She revealed how the virtual challenge came about: “I had fundraised just over £1000 in relation to my two marathons. Myself and Paul were out running when he came up with an idea to help with the fundraising – to do a virtual challenge.

“People have to do an activity totally 52.4 miles, the equivalent of my two marathons and it just went crazy. All the running community got involved, all the running clubs as well as colleagues from my work. 165 people have signed up to do it so far.

“People donate £10 to my just giving page as well as £3.50 to cover the cost of the medal and there is no time limit on it.

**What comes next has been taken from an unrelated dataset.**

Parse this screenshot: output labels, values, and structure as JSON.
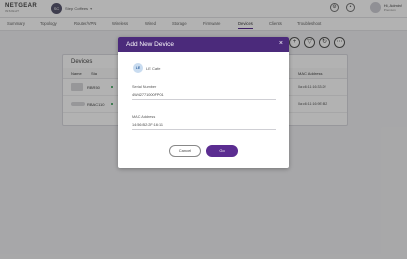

“The support the Wizards have given me has been amazing. It has been so successful.”

Paul said: “We were out for a run one day and we chatted about her fundraising and the aim to reach £2749, the cost of one day’s research into brain tumour research.

“As a running group there is always someone running a race for charity and as a person you can’t give to them all. I had a thought of a virtual challenge and asked Kellyanne if I could set it up in order to help her reach her fundraising target.

“The virtual challenge was set up early in August. People are encouraged to take pictures, selfies and post them in the virtual page on Facebook and their own social media. “The response has been overwhelming, way more than I ever anticipated with around 165 people joining up so far.

“It has been a great motivator for people as it gave them a purpose after injury or being inactive for sometime.

“Kellyanne had already raised around £1100 from donations before the challenge started. The total us now around £3800 ish plus gift aid from the donations have taken the total to over £4400.

“An unimaginable amount of money, and there are still a few people joining weekly.”

Kellyanne completed her first marathon this year – the Strathearn Marathon – in June in just three hours 42 minutes.

And her second one is on October 19, when she will take on The Dramathon, in Speyside, a challenging route which features hilly terrain.

Kellyanne said brain tumours kill more children and adults under the age of 40 than any other cancer and that only one per cent of national spending on cancer research is allocated to the disease.

She said: “Work colleagues have also been affected by brain tumours and what the families go through is just horrendous.

“More needs to be done and this is my way of giving a little something back.”

To make a donation visit:

Just Giving Kellyanne-Muir